- [WHAT THE TASK REQUIRES]: Scan the entries that follow and copy out every line containing "value".

- [STUDY MATERIAL]:

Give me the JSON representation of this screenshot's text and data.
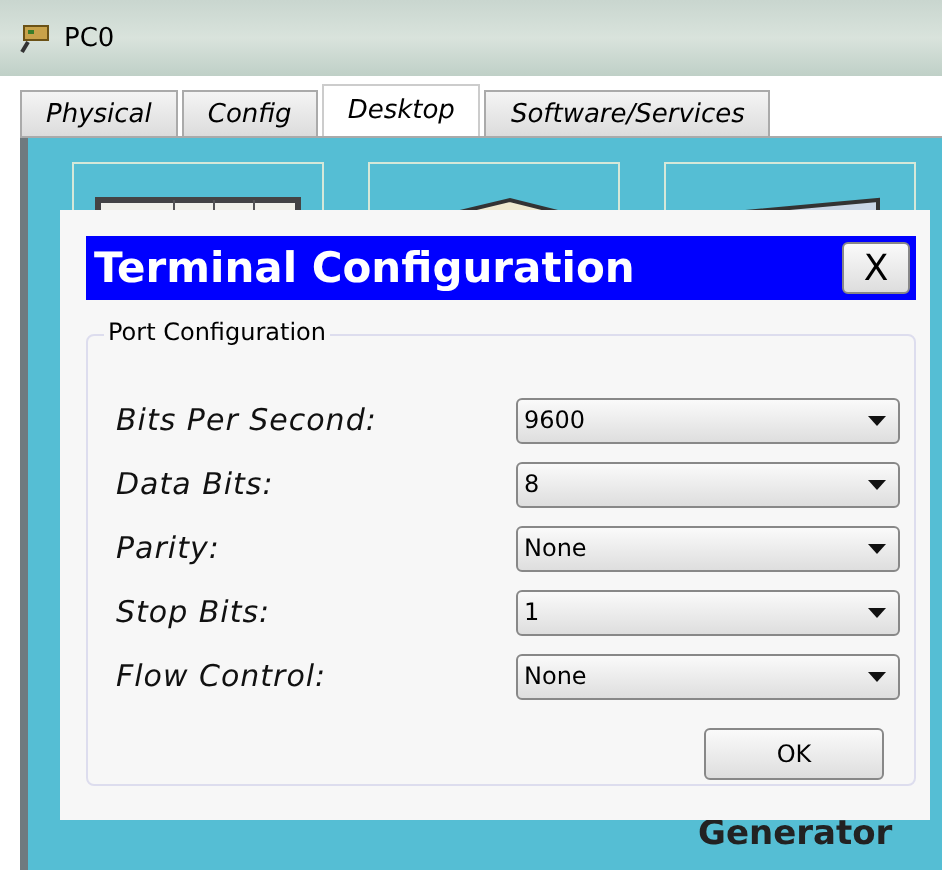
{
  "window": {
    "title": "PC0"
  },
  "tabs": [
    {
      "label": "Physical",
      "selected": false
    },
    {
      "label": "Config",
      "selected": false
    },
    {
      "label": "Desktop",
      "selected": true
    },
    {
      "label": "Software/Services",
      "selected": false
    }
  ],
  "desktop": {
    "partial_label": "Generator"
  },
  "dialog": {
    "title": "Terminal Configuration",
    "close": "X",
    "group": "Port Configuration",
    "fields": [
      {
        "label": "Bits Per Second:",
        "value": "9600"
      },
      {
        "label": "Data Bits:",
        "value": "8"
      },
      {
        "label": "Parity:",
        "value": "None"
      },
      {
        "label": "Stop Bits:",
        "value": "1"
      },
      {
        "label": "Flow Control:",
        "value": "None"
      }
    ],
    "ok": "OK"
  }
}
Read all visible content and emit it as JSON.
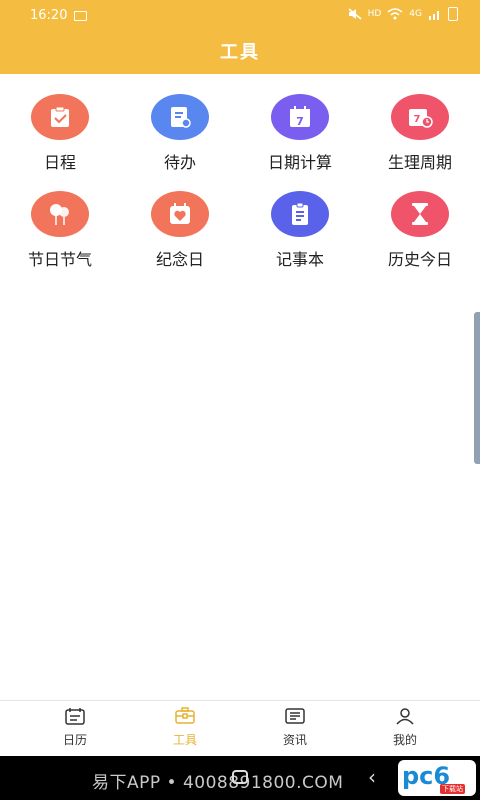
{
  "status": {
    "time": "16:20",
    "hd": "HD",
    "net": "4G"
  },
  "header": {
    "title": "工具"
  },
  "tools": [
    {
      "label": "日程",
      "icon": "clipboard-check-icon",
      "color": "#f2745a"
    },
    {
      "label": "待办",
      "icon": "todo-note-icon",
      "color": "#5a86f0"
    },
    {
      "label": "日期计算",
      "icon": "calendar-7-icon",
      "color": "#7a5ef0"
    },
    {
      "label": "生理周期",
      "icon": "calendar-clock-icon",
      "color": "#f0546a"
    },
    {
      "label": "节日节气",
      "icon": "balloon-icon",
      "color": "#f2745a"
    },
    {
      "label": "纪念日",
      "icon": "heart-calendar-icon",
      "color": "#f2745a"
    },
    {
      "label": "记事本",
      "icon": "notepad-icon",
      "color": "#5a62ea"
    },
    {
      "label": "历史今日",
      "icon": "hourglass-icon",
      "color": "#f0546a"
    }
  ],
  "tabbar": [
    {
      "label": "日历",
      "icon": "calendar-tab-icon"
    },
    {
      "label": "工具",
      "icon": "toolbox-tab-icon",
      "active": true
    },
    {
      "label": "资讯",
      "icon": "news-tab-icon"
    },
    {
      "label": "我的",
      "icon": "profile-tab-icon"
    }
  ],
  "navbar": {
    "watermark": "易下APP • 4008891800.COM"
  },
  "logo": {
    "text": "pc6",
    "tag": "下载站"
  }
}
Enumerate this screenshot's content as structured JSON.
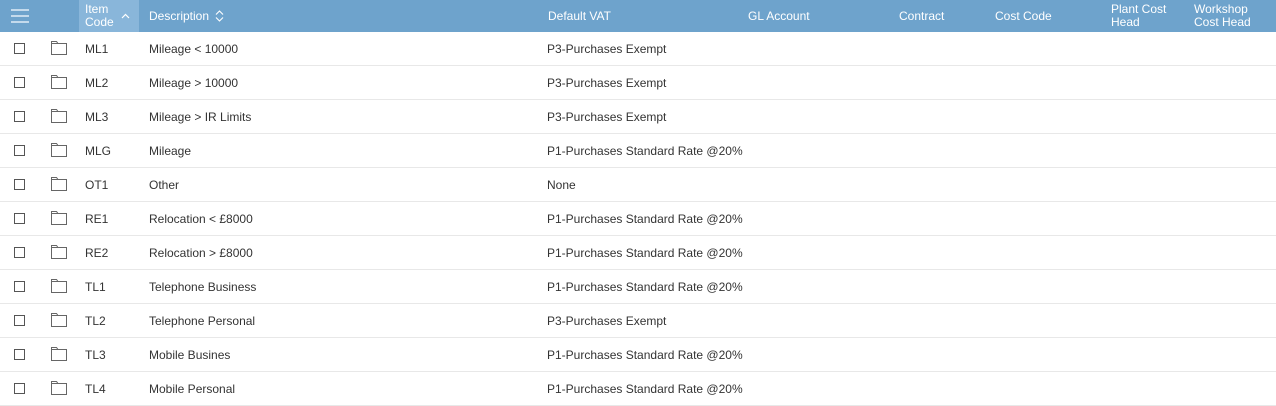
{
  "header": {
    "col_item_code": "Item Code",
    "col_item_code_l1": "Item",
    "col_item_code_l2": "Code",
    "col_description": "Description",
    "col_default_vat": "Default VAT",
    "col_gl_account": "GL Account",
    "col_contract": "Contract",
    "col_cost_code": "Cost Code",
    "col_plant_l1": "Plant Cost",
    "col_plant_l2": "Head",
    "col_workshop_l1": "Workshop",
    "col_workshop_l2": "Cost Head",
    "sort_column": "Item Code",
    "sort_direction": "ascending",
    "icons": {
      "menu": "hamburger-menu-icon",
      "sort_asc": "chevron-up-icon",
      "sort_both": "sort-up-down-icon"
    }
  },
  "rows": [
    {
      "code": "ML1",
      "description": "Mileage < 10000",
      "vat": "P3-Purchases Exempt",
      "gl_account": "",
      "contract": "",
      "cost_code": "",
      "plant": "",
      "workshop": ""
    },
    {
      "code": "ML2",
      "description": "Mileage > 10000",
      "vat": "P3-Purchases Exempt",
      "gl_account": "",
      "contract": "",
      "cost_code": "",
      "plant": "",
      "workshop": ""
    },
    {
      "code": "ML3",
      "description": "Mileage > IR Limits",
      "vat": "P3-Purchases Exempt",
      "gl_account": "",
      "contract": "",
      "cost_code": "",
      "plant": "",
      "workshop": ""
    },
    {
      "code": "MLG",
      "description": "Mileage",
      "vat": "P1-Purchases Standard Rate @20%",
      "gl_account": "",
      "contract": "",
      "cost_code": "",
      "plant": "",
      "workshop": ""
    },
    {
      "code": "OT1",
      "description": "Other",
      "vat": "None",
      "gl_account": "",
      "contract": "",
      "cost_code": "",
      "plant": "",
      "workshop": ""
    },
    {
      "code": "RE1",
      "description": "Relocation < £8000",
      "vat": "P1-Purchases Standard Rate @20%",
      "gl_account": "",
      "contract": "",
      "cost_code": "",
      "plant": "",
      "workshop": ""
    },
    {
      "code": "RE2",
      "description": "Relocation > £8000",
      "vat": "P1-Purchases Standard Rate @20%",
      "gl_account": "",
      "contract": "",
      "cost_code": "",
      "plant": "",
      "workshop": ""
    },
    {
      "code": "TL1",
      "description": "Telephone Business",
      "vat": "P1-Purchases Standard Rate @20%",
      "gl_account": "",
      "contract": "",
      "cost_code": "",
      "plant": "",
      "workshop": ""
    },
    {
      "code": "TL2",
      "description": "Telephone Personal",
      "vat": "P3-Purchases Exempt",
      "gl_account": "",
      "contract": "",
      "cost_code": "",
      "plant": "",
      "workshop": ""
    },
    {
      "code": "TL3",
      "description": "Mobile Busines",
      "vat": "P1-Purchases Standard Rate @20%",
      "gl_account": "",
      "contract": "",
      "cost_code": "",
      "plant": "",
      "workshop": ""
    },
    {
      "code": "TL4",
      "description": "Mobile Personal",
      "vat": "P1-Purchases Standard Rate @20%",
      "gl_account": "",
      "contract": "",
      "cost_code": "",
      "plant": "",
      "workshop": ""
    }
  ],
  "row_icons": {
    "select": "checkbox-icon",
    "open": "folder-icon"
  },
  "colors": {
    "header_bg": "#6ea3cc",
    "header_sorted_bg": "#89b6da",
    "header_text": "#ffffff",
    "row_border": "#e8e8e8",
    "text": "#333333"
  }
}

- [ANSWER BELOW]:
        "value": "9600"
        "value": "8"
        "value": "None"
        "value": "1"
        "value": "None"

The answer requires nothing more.